## Data to process:
==============================

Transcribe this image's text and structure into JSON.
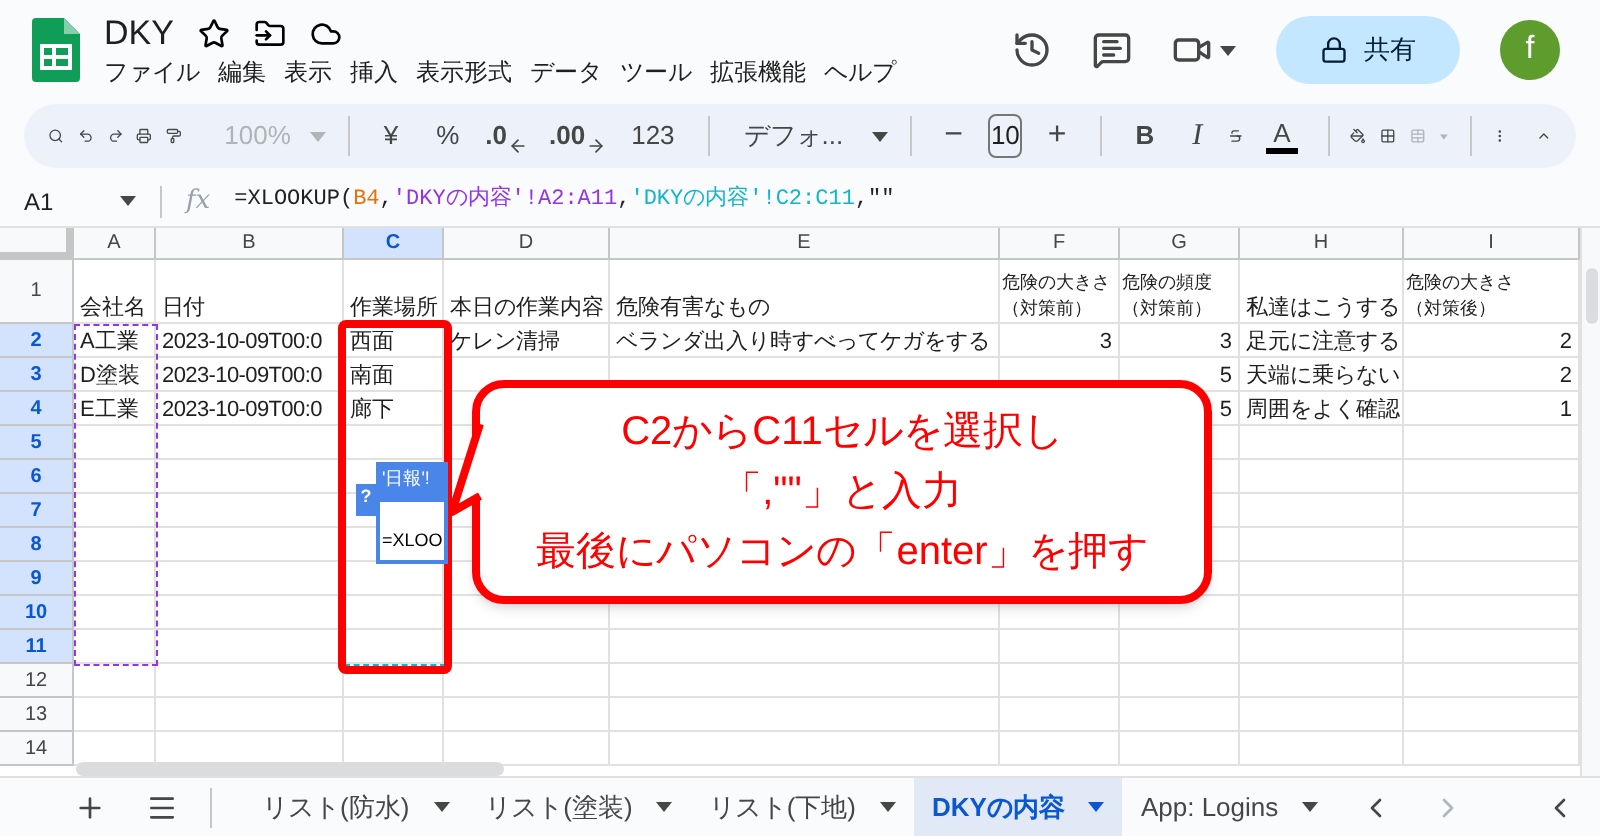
{
  "doc": {
    "title": "DKY"
  },
  "menu": [
    "ファイル",
    "編集",
    "表示",
    "挿入",
    "表示形式",
    "データ",
    "ツール",
    "拡張機能",
    "ヘルプ"
  ],
  "share_button": {
    "label": "共有"
  },
  "avatar": {
    "letter": "f"
  },
  "toolbar": {
    "zoom": "100%",
    "currency": "¥",
    "percent": "%",
    "decrease_decimal": ".0",
    "increase_decimal": ".00",
    "number_format": "123",
    "font": "デフォ...",
    "minus": "−",
    "font_size": "10",
    "plus": "+",
    "bold": "B",
    "italic": "I",
    "text_color": "A"
  },
  "name_box": "A1",
  "fx_label": "fx",
  "formula": [
    {
      "text": "=XLOOKUP(",
      "color": "#202124"
    },
    {
      "text": "B4",
      "color": "#e8710a"
    },
    {
      "text": ",",
      "color": "#202124"
    },
    {
      "text": "'DKYの内容'!A2:A11",
      "color": "#9334e6"
    },
    {
      "text": ",",
      "color": "#202124"
    },
    {
      "text": "'DKYの内容'!C2:C11",
      "color": "#12b5cb"
    },
    {
      "text": ",\"\"",
      "color": "#202124"
    }
  ],
  "columns": [
    {
      "label": "A",
      "selected": false
    },
    {
      "label": "B",
      "selected": false
    },
    {
      "label": "C",
      "selected": true
    },
    {
      "label": "D",
      "selected": false
    },
    {
      "label": "E",
      "selected": false
    },
    {
      "label": "F",
      "selected": false
    },
    {
      "label": "G",
      "selected": false
    },
    {
      "label": "H",
      "selected": false
    },
    {
      "label": "I",
      "selected": false
    }
  ],
  "rows": [
    {
      "number": "1",
      "selected": false,
      "cells": {
        "A": {
          "text": "会社名"
        },
        "B": {
          "text": "日付"
        },
        "C": {
          "text": "作業場所"
        },
        "D": {
          "text": "本日の作業内容"
        },
        "E": {
          "text": "危険有害なもの"
        },
        "F": {
          "lines": [
            "危険の大きさ",
            "（対策前）"
          ]
        },
        "G": {
          "lines": [
            "危険の頻度",
            "（対策前）"
          ]
        },
        "H": {
          "text": "私達はこうする"
        },
        "I": {
          "lines": [
            "危険の大きさ",
            "（対策後）"
          ]
        }
      }
    },
    {
      "number": "2",
      "selected": true,
      "cells": {
        "A": {
          "text": "A工業"
        },
        "B": {
          "text": "2023-10-09T00:0"
        },
        "C": {
          "text": "西面"
        },
        "D": {
          "text": "ケレン清掃"
        },
        "E": {
          "text": "ベランダ出入り時すべってケガをする"
        },
        "F": {
          "text": "3",
          "kind": "number"
        },
        "G": {
          "text": "3",
          "kind": "number"
        },
        "H": {
          "text": "足元に注意する"
        },
        "I": {
          "text": "2",
          "kind": "number"
        }
      }
    },
    {
      "number": "3",
      "selected": true,
      "cells": {
        "A": {
          "text": "D塗装"
        },
        "B": {
          "text": "2023-10-09T00:0"
        },
        "C": {
          "text": "南面"
        },
        "G": {
          "text": "5",
          "kind": "number"
        },
        "H": {
          "text": "天端に乗らない"
        },
        "I": {
          "text": "2",
          "kind": "number"
        }
      }
    },
    {
      "number": "4",
      "selected": true,
      "cells": {
        "A": {
          "text": "E工業"
        },
        "B": {
          "text": "2023-10-09T00:0"
        },
        "C": {
          "text": "廊下"
        },
        "G": {
          "text": "5",
          "kind": "number"
        },
        "H": {
          "text": "周囲をよく確認"
        },
        "I": {
          "text": "1",
          "kind": "number"
        }
      }
    },
    {
      "number": "5",
      "selected": true,
      "cells": {}
    },
    {
      "number": "6",
      "selected": true,
      "cells": {}
    },
    {
      "number": "7",
      "selected": true,
      "cells": {}
    },
    {
      "number": "8",
      "selected": true,
      "cells": {}
    },
    {
      "number": "9",
      "selected": true,
      "cells": {}
    },
    {
      "number": "10",
      "selected": true,
      "cells": {}
    },
    {
      "number": "11",
      "selected": true,
      "cells": {}
    },
    {
      "number": "12",
      "selected": false,
      "cells": {}
    },
    {
      "number": "13",
      "selected": false,
      "cells": {}
    },
    {
      "number": "14",
      "selected": false,
      "cells": {}
    }
  ],
  "formula_hint": {
    "tooltip": "'日報'!",
    "help": "?",
    "preview": "=XLOO"
  },
  "callout": {
    "lines": [
      "C2からC11セルを選択し",
      "「,\"\"」と入力",
      "最後にパソコンの「enter」を押す"
    ]
  },
  "sheet_tabs": [
    {
      "label": "リスト(防水)",
      "selected": false
    },
    {
      "label": "リスト(塗装)",
      "selected": false
    },
    {
      "label": "リスト(下地)",
      "selected": false
    },
    {
      "label": "DKYの内容",
      "selected": true
    },
    {
      "label": "App: Logins",
      "selected": false
    }
  ]
}
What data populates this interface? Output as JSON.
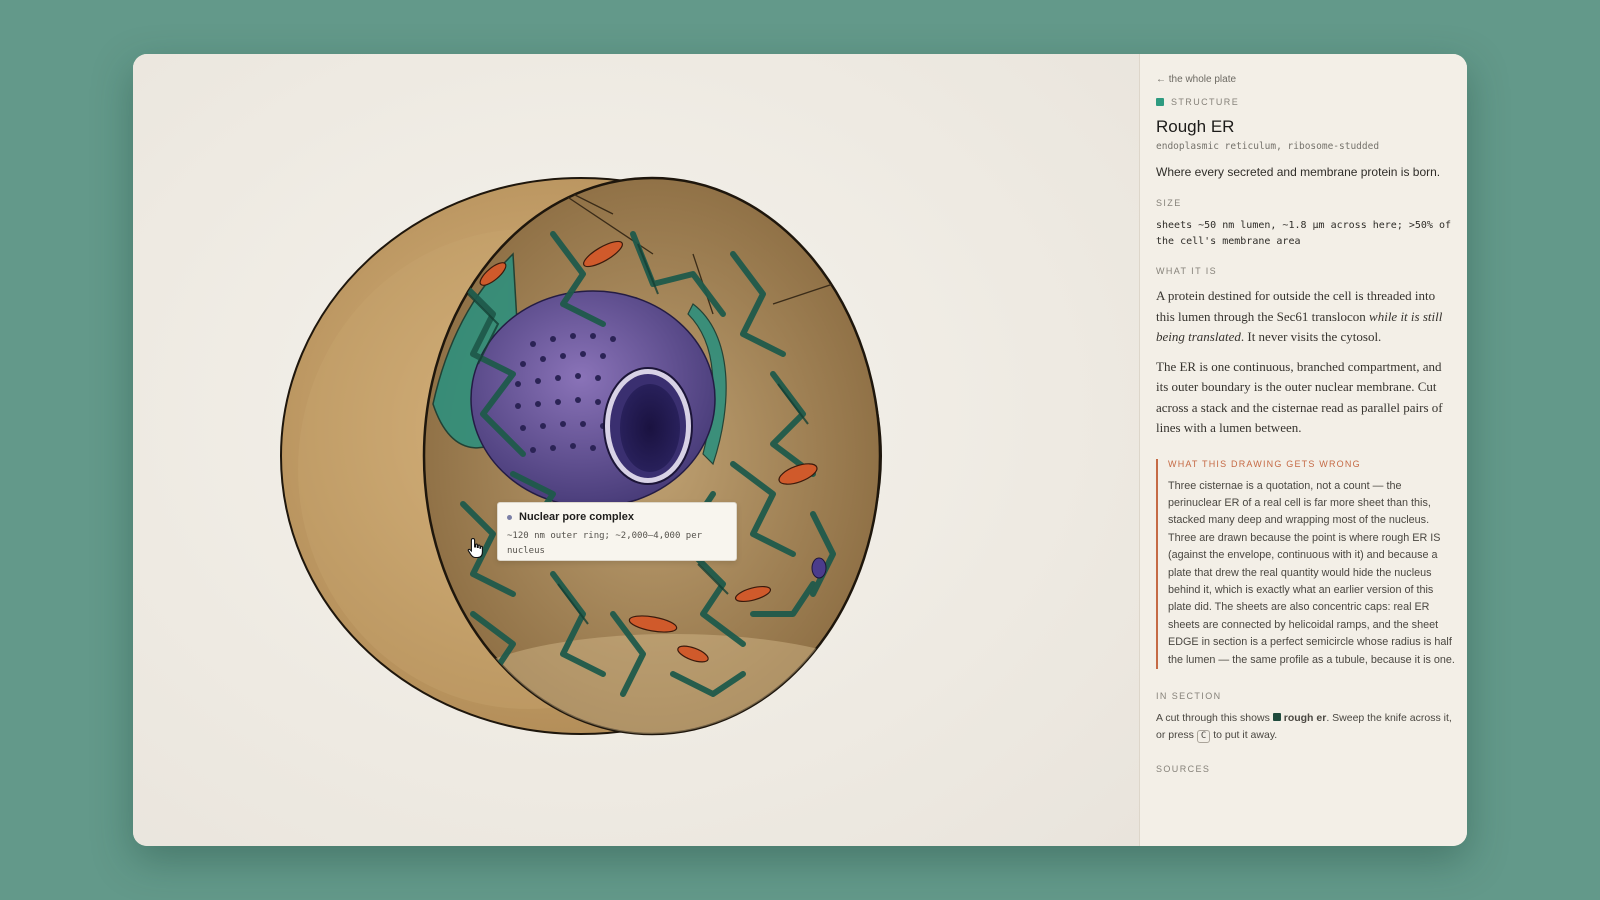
{
  "panel": {
    "back_link": "← the whole plate",
    "category": "STRUCTURE",
    "category_color": "#2e9b80",
    "title": "Rough ER",
    "subtitle": "endoplasmic reticulum, ribosome-studded",
    "summary": "Where every secreted and membrane protein is born.",
    "size_label": "SIZE",
    "size_text": "sheets ~50 nm lumen, ~1.8 µm across here; >50% of the cell's membrane area",
    "what_label": "WHAT IT IS",
    "what_p1_a": "A protein destined for outside the cell is threaded into this lumen through the Sec61 translocon ",
    "what_p1_em": "while it is still being translated",
    "what_p1_b": ". It never visits the cytosol.",
    "what_p2": "The ER is one continuous, branched compartment, and its outer boundary is the outer nuclear membrane. Cut across a stack and the cisternae read as parallel pairs of lines with a lumen between.",
    "wrong_label": "WHAT THIS DRAWING GETS WRONG",
    "wrong_color": "#c56a45",
    "wrong_text": "Three cisternae is a quotation, not a count — the perinuclear ER of a real cell is far more sheet than this, stacked many deep and wrapping most of the nucleus. Three are drawn because the point is where rough ER IS (against the envelope, continuous with it) and because a plate that drew the real quantity would hide the nucleus behind it, which is exactly what an earlier version of this plate did. The sheets are also concentric caps: real ER sheets are connected by helicoidal ramps, and the sheet EDGE in section is a perfect semicircle whose radius is half the lumen — the same profile as a tubule, because it is one.",
    "section_label": "IN SECTION",
    "section_pre": "A cut through this shows ",
    "section_bold": "rough er",
    "section_mid": ". Sweep the knife across it, or press ",
    "section_key": "C",
    "section_post": " to put it away.",
    "sources_label": "SOURCES"
  },
  "tooltip": {
    "title": "Nuclear pore complex",
    "body": "~120 nm outer ring; ~2,000–4,000 per nucleus"
  }
}
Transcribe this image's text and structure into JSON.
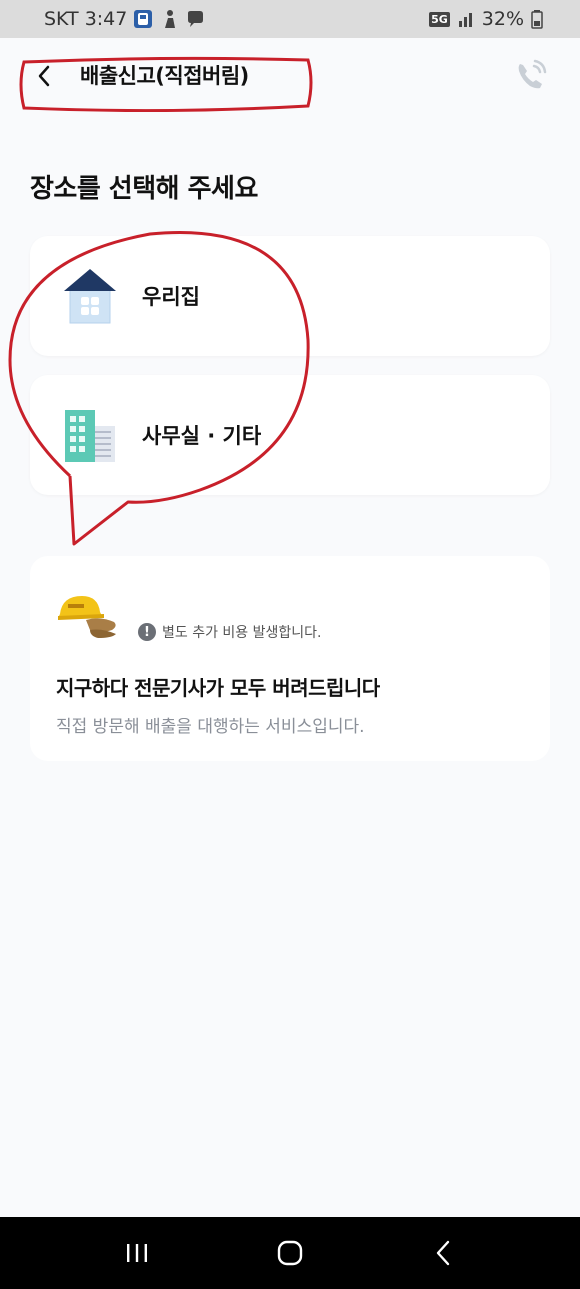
{
  "status": {
    "carrier_time": "SKT 3:47",
    "network": "5G",
    "battery": "32%"
  },
  "header": {
    "title": "배출신고(직접버림)"
  },
  "main": {
    "section_title": "장소를 선택해 주세요",
    "places": [
      {
        "label": "우리집",
        "icon": "house-icon"
      },
      {
        "label": "사무실 · 기타",
        "icon": "building-icon"
      }
    ],
    "service": {
      "notice": "별도 추가 비용 발생합니다.",
      "title": "지구하다 전문기사가 모두 버려드립니다",
      "description": "직접 방문해 배출을 대행하는 서비스입니다."
    }
  },
  "colors": {
    "annotation_red": "#c8202a",
    "house_roof": "#1f3864",
    "building_teal": "#5cc9b5",
    "desc_gray": "#8a8f98"
  }
}
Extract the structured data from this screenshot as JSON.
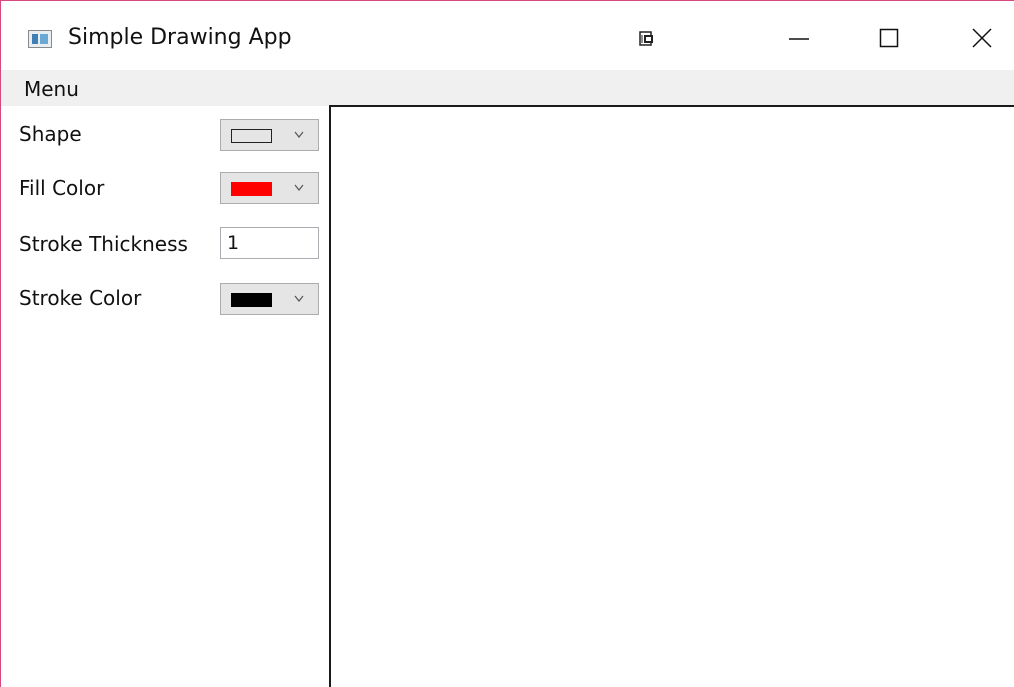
{
  "window": {
    "title": "Simple Drawing App",
    "icon": "app-window-icon",
    "controls": [
      "snap-icon",
      "minimize-icon",
      "maximize-icon",
      "close-icon"
    ]
  },
  "menu": {
    "items": [
      {
        "label": "Menu"
      }
    ]
  },
  "panel": {
    "shape": {
      "label": "Shape",
      "selected_icon": "rectangle-outline-icon"
    },
    "fill_color": {
      "label": "Fill Color",
      "value_color": "#ff0000"
    },
    "stroke_thickness": {
      "label": "Stroke Thickness",
      "value": "1"
    },
    "stroke_color": {
      "label": "Stroke Color",
      "value_color": "#000000"
    }
  },
  "colors": {
    "window_border": "#d9477f",
    "menubar_bg": "#f0f0f0",
    "combo_bg": "#e5e5e5",
    "canvas_border": "#1a1a1a"
  }
}
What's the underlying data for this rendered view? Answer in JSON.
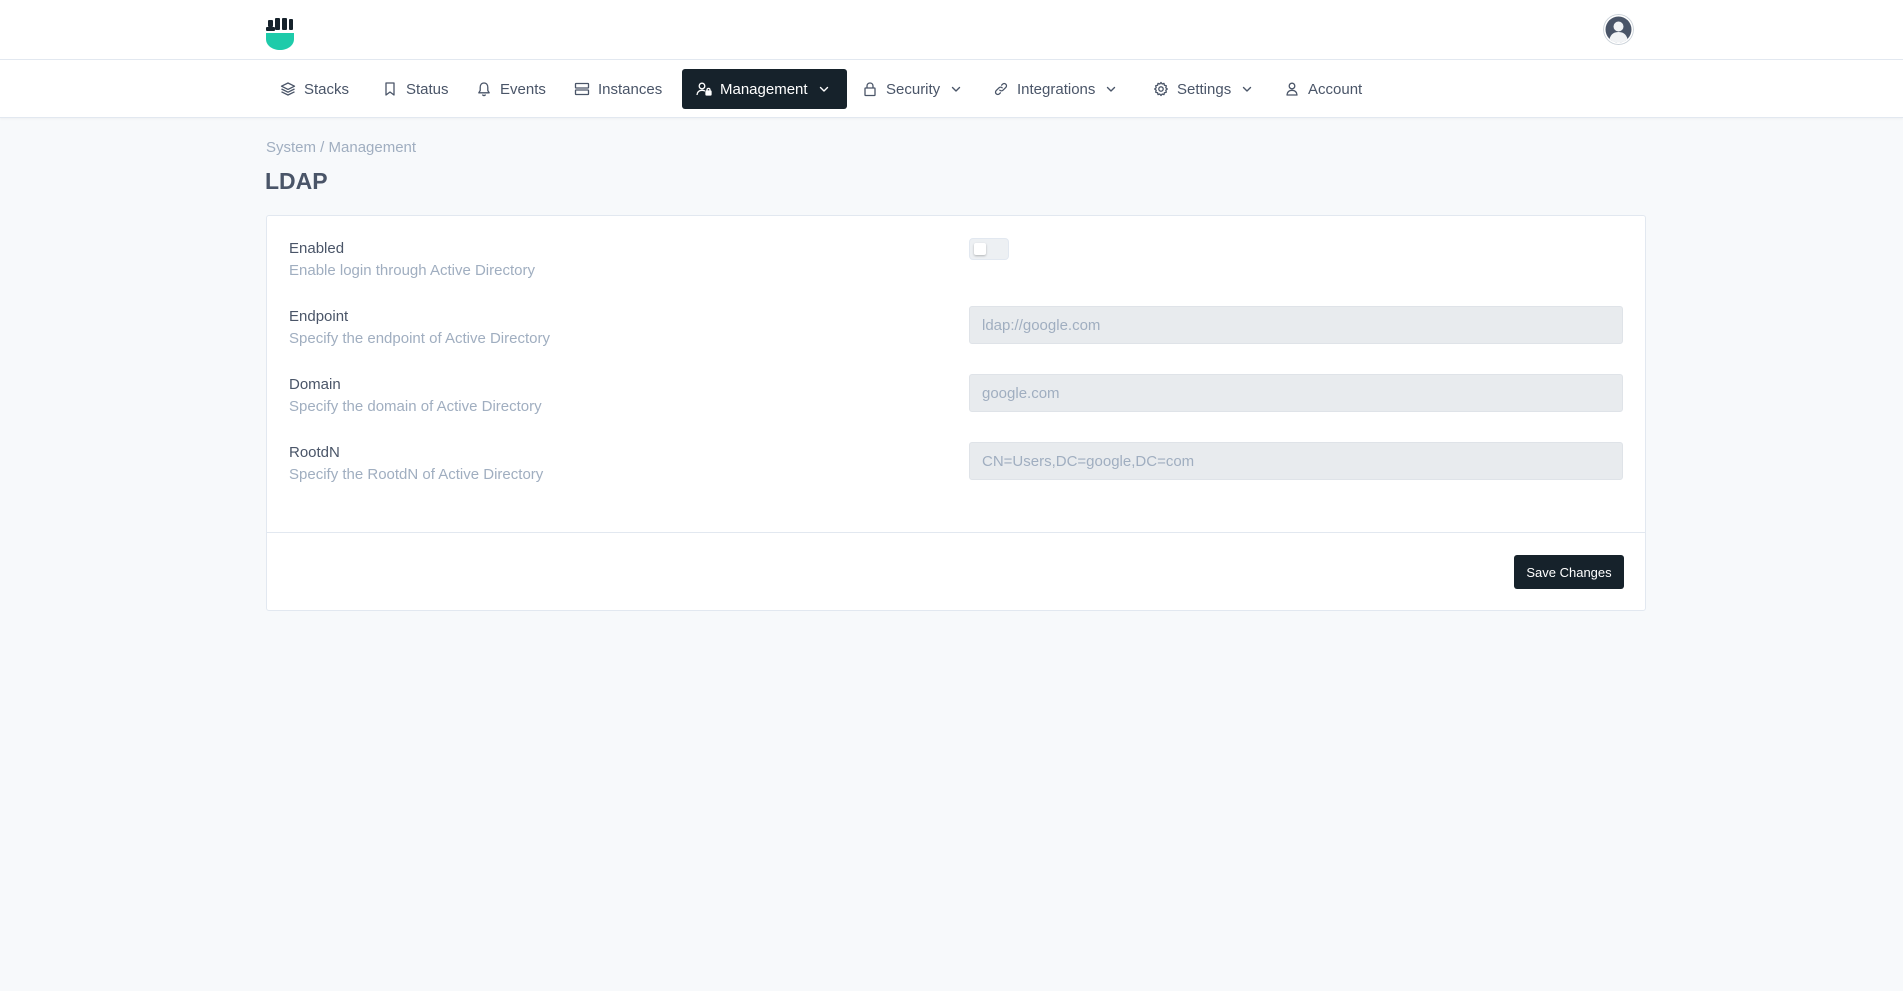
{
  "header": {
    "logo_icon": "shield-fist-logo-icon",
    "avatar_icon": "user-avatar-icon",
    "brand_color": "#1ecbaa"
  },
  "nav": {
    "items": [
      {
        "label": "Stacks",
        "icon": "stack-layers-icon",
        "has_dropdown": false,
        "active": false
      },
      {
        "label": "Status",
        "icon": "bookmark-icon",
        "has_dropdown": false,
        "active": false
      },
      {
        "label": "Events",
        "icon": "bell-icon",
        "has_dropdown": false,
        "active": false
      },
      {
        "label": "Instances",
        "icon": "server-icon",
        "has_dropdown": false,
        "active": false
      },
      {
        "label": "Management",
        "icon": "user-management-icon",
        "has_dropdown": true,
        "active": true
      },
      {
        "label": "Security",
        "icon": "lock-icon",
        "has_dropdown": true,
        "active": false
      },
      {
        "label": "Integrations",
        "icon": "link-icon",
        "has_dropdown": true,
        "active": false
      },
      {
        "label": "Settings",
        "icon": "gear-icon",
        "has_dropdown": true,
        "active": false
      },
      {
        "label": "Account",
        "icon": "user-icon",
        "has_dropdown": false,
        "active": false
      }
    ],
    "active_color": "#16222b"
  },
  "breadcrumb": "System / Management",
  "page_title": "LDAP",
  "form": {
    "enabled": {
      "label": "Enabled",
      "description": "Enable login through Active Directory",
      "value": false
    },
    "endpoint": {
      "label": "Endpoint",
      "description": "Specify the endpoint of Active Directory",
      "placeholder": "ldap://google.com",
      "value": ""
    },
    "domain": {
      "label": "Domain",
      "description": "Specify the domain of Active Directory",
      "placeholder": "google.com",
      "value": ""
    },
    "rootdn": {
      "label": "RootdN",
      "description": "Specify the RootdN of Active Directory",
      "placeholder": "CN=Users,DC=google,DC=com",
      "value": ""
    },
    "save_label": "Save Changes"
  }
}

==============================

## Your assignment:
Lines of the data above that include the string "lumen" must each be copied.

## Exercise response:
    "size_text": "sheets ~50 nm lumen, ~1.8 µm across here; >50% of the cell's membrane area",
    "what_p1_a": "A protein destined for outside the cell is threaded into this lumen through the Sec61 translocon ",
    "what_p2": "The ER is one continuous, branched compartment, and its outer boundary is the outer nuclear membrane. Cut across a stack and the cisternae read as parallel pairs of lines with a lumen between.",
    "wrong_text": "Three cisternae is a quotation, not a count — the perinuclear ER of a real cell is far more sheet than this, stacked many deep and wrapping most of the nucleus. Three are drawn because the point is where rough ER IS (against the envelope, continuous with it) and because a plate that drew the real quantity would hide the nucleus behind it, which is exactly what an earlier version of this plate did. The sheets are also concentric caps: real ER sheets are connected by helicoidal ramps, and the sheet EDGE in section is a perfect semicircle whose radius is half the lumen — the same profile as a tubule, because it is one.",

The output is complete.